[Page and application data records]
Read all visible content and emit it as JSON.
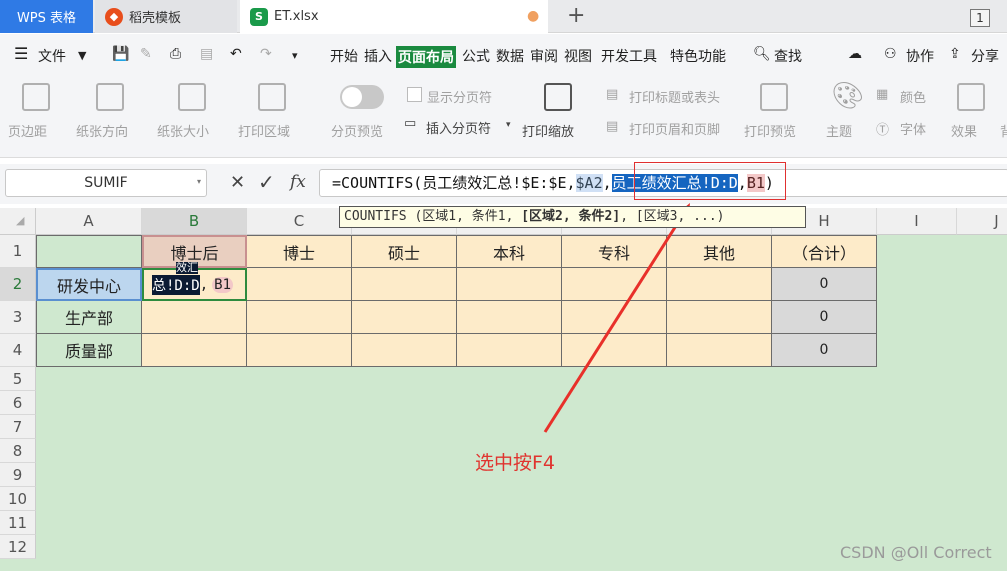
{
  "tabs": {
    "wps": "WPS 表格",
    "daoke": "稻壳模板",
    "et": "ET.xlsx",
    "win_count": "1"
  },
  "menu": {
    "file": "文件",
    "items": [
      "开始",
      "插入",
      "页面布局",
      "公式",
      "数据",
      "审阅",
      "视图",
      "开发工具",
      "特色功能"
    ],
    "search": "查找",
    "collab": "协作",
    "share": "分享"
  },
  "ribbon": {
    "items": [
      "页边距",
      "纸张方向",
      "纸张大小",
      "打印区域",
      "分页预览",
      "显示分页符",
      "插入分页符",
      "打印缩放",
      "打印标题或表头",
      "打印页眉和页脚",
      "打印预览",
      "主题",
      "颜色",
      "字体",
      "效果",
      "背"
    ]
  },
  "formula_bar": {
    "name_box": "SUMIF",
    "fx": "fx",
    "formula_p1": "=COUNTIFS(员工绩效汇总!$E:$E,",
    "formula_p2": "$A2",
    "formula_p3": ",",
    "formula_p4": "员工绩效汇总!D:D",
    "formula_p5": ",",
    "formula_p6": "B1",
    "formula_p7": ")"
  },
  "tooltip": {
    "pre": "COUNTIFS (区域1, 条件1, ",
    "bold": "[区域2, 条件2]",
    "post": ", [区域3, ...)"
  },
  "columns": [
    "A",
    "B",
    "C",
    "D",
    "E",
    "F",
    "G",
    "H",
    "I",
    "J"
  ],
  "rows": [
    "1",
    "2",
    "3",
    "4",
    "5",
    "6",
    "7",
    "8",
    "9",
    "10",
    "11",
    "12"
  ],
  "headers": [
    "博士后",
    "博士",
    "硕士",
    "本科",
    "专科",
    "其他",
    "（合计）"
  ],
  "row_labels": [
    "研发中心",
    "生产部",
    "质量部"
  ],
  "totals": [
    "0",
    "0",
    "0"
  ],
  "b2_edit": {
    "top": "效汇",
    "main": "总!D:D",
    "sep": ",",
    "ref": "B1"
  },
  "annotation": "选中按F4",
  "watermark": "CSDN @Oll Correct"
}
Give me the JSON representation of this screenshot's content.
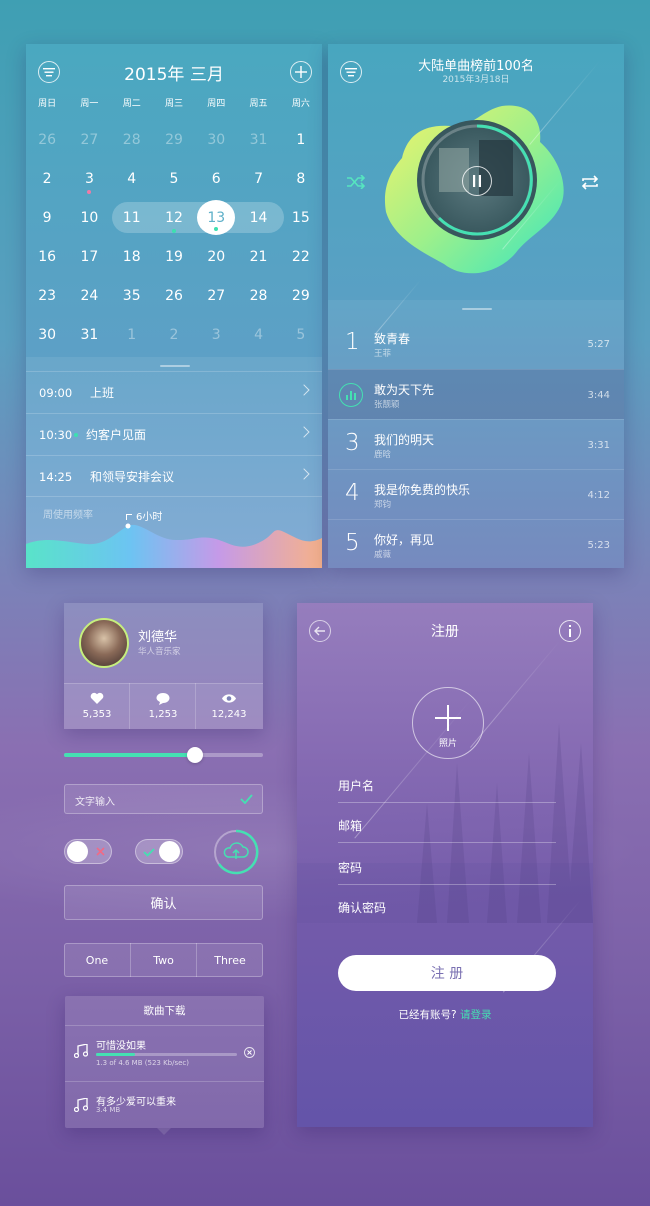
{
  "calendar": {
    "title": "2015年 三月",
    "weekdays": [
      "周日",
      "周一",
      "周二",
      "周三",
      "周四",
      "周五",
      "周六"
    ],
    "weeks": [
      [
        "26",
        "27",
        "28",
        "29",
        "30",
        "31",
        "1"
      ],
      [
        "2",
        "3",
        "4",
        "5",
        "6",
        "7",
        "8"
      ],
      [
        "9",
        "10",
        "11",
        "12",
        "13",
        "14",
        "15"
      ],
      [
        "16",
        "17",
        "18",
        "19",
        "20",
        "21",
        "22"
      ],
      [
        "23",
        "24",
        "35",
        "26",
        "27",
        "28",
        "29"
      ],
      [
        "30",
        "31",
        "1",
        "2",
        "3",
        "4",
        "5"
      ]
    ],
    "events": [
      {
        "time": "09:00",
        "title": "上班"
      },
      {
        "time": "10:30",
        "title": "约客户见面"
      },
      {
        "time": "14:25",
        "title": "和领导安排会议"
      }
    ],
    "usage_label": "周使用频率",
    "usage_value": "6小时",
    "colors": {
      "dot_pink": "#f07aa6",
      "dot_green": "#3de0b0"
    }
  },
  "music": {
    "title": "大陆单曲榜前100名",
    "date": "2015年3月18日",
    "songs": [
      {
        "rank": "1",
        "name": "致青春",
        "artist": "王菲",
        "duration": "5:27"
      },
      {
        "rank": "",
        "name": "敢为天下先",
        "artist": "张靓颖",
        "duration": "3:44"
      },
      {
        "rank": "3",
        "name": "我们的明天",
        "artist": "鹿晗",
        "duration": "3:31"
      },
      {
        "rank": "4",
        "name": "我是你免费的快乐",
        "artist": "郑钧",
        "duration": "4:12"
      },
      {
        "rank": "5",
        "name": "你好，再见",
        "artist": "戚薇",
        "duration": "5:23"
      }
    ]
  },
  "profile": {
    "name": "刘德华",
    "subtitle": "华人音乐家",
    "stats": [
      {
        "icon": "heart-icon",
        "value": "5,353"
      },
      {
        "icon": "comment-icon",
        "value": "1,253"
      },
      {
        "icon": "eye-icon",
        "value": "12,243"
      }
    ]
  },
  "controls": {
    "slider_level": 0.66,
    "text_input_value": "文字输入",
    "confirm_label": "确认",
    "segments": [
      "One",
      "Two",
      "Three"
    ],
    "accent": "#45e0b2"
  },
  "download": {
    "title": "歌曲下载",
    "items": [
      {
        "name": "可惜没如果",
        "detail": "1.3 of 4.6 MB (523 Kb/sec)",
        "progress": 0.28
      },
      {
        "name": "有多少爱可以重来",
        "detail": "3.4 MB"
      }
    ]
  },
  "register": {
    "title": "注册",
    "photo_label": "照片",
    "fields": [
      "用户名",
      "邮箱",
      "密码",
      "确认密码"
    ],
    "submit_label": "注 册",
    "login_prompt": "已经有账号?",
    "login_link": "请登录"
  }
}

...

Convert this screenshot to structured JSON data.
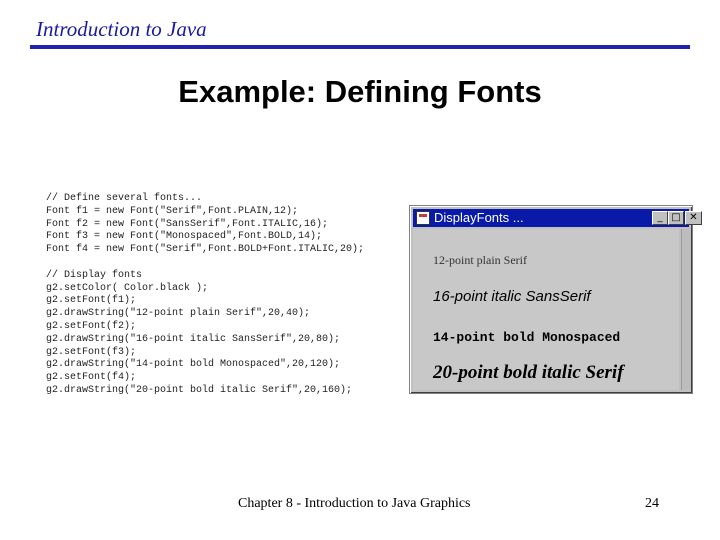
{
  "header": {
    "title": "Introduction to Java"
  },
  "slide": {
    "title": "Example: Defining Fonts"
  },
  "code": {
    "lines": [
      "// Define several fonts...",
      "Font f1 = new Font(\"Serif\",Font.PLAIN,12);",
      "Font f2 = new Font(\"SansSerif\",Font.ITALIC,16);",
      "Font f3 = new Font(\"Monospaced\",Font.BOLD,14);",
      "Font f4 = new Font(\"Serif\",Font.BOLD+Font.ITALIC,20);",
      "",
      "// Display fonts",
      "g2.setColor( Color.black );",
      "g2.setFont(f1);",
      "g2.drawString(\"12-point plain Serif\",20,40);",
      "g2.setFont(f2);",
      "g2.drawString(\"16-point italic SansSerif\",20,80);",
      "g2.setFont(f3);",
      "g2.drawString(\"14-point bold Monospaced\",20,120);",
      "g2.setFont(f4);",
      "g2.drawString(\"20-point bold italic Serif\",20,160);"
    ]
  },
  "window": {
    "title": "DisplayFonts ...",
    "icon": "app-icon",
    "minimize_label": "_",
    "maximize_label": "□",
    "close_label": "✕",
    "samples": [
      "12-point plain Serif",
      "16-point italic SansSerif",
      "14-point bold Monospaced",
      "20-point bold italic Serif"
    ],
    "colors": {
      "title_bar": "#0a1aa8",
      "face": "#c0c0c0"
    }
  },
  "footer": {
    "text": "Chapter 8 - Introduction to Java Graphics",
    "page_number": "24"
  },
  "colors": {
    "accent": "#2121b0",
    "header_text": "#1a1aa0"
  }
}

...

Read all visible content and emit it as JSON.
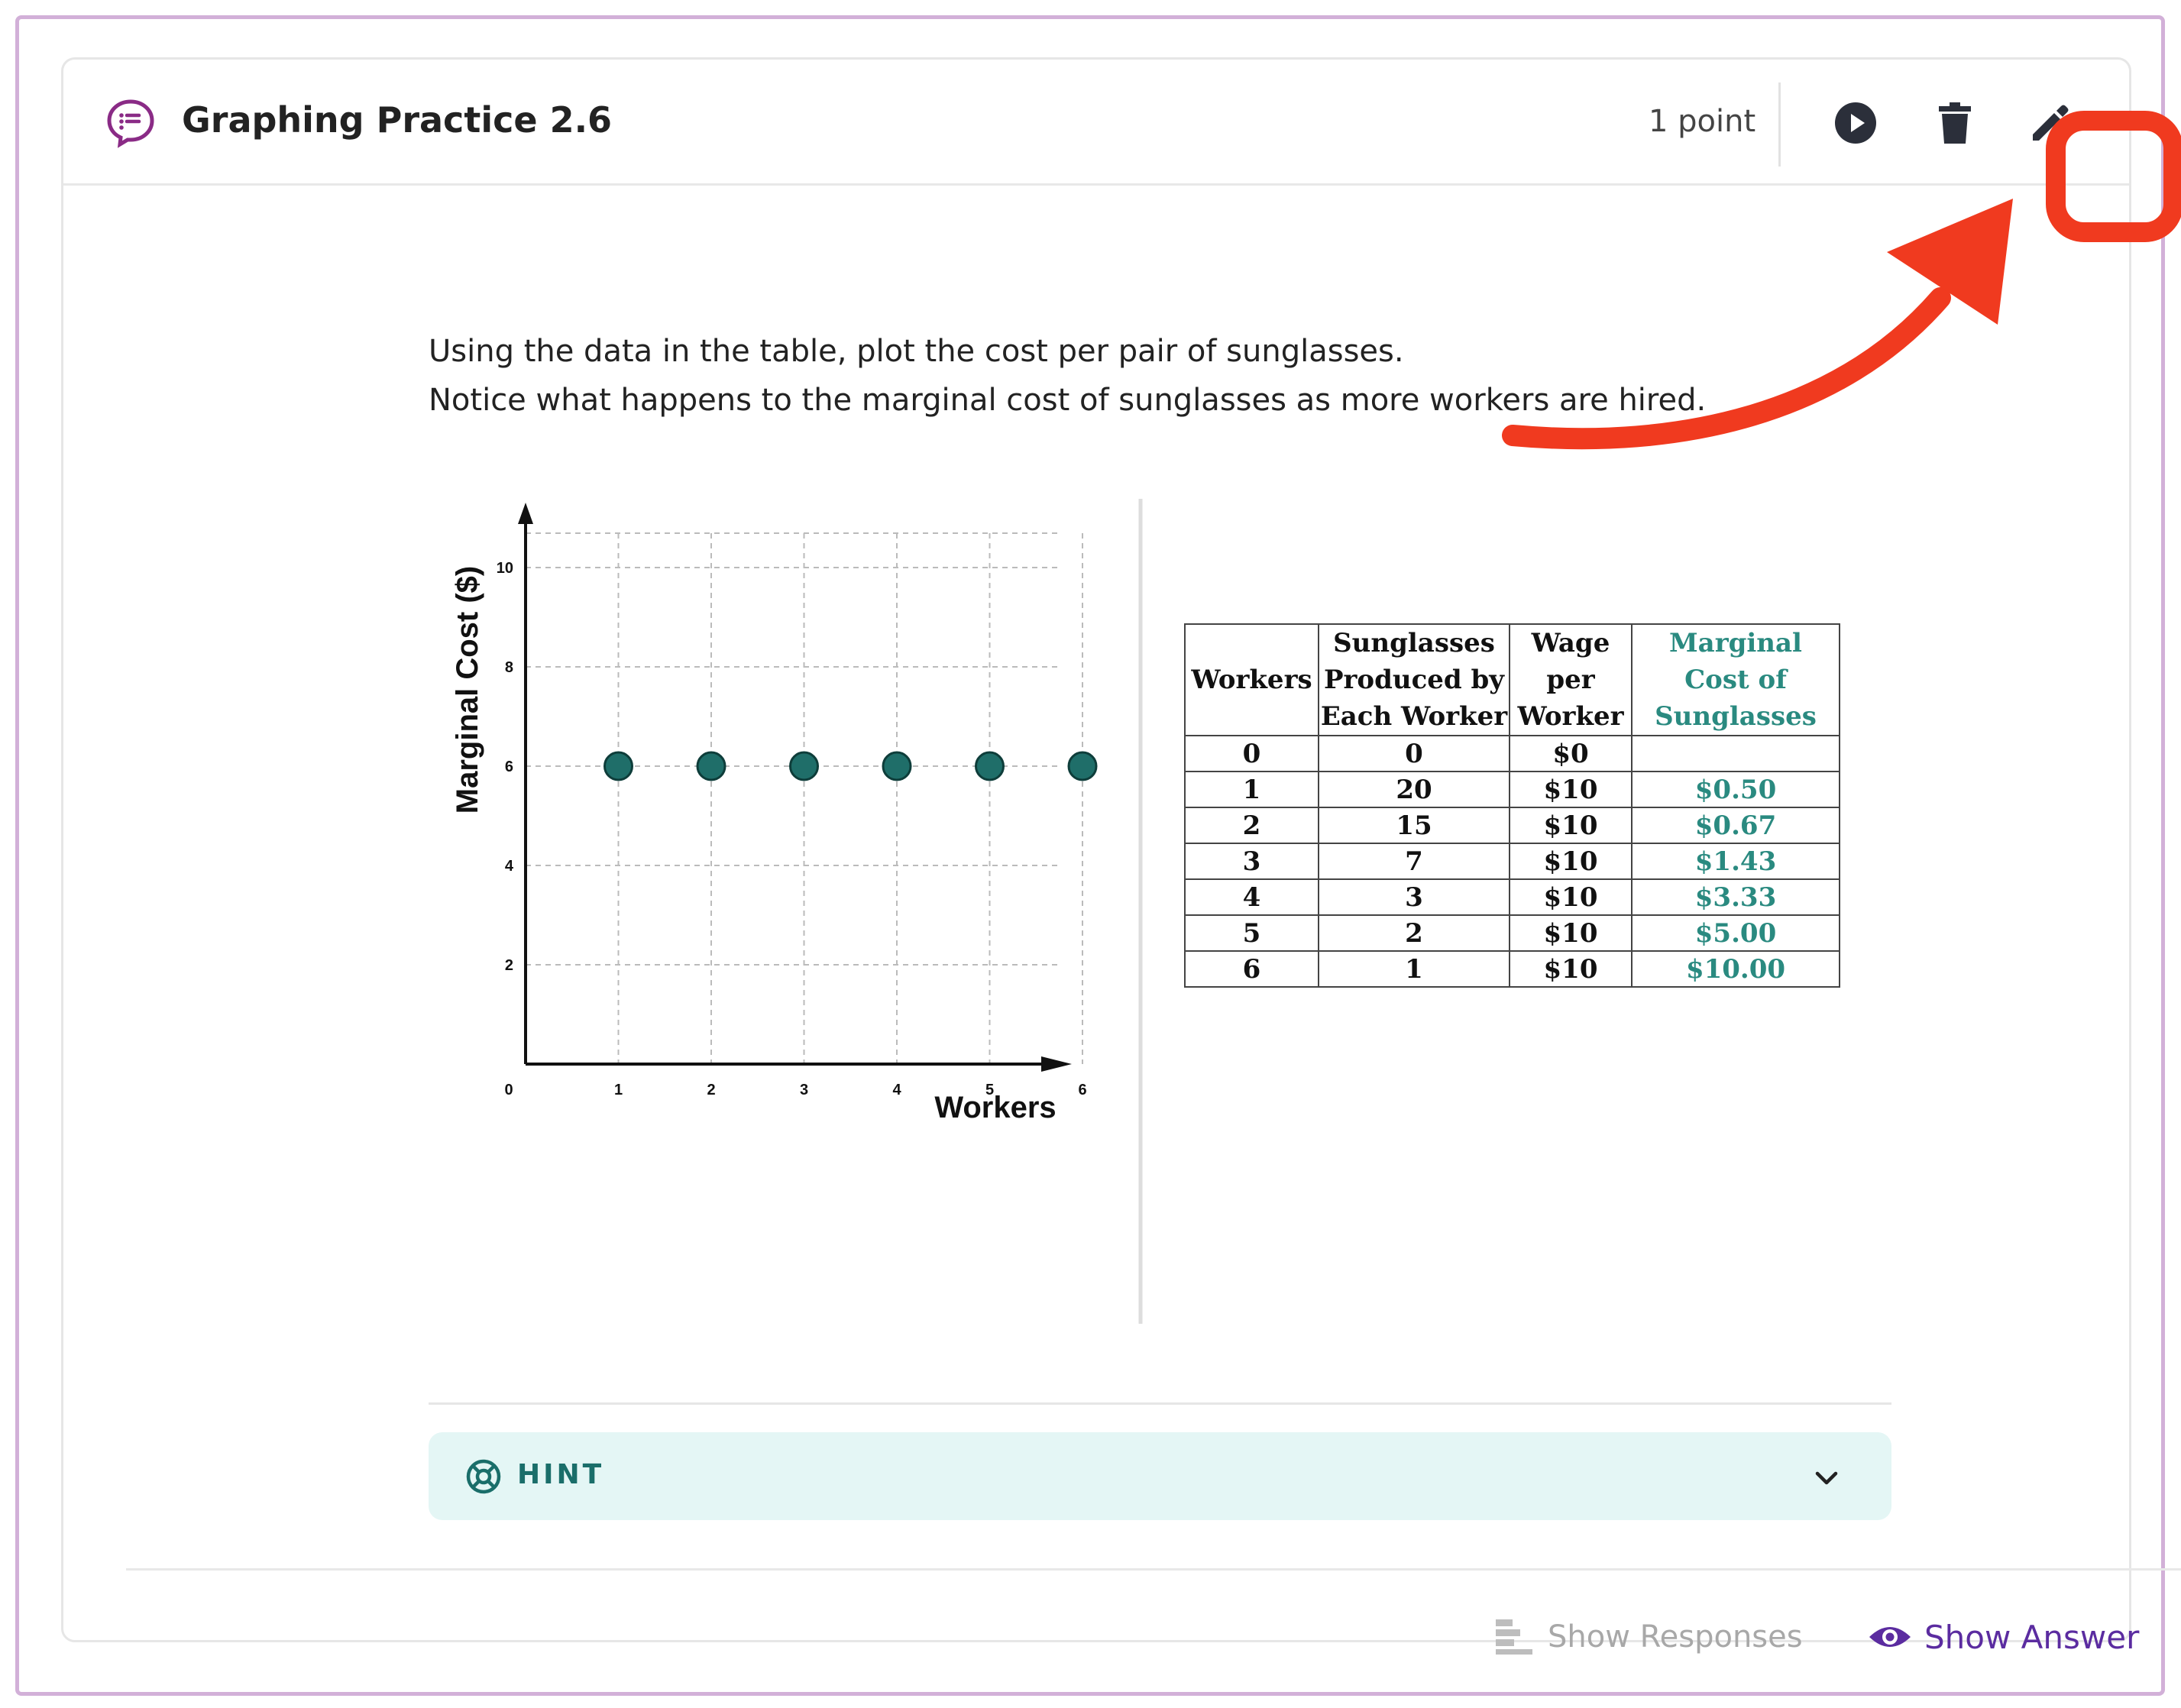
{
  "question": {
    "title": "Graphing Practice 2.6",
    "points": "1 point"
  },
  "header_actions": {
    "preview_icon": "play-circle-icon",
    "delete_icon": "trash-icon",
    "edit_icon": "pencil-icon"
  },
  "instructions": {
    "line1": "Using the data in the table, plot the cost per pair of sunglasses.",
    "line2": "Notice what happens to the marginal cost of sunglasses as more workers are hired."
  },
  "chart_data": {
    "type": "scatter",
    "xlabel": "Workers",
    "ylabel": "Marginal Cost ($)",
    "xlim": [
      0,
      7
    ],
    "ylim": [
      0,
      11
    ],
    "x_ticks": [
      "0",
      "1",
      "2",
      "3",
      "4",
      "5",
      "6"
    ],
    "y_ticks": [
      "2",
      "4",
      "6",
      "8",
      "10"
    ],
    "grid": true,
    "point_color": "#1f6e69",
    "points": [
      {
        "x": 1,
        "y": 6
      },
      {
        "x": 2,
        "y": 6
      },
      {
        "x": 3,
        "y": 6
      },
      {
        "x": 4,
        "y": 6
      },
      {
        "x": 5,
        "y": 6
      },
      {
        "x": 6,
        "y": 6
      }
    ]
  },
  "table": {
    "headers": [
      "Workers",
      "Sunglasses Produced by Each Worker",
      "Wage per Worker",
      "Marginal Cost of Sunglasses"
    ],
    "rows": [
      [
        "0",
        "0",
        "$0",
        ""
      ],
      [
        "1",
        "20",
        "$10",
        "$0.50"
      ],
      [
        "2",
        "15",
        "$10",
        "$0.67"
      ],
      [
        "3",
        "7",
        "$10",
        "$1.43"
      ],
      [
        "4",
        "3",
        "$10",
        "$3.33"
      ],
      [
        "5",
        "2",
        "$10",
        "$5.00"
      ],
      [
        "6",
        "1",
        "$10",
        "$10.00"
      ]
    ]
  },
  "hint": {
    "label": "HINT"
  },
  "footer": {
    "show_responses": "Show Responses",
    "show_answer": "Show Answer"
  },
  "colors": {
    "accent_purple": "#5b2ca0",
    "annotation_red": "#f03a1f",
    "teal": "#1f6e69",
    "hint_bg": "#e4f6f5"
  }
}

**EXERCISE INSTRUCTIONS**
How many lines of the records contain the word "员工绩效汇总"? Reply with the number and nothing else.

**SOLUTION FOR THIS TASK**
2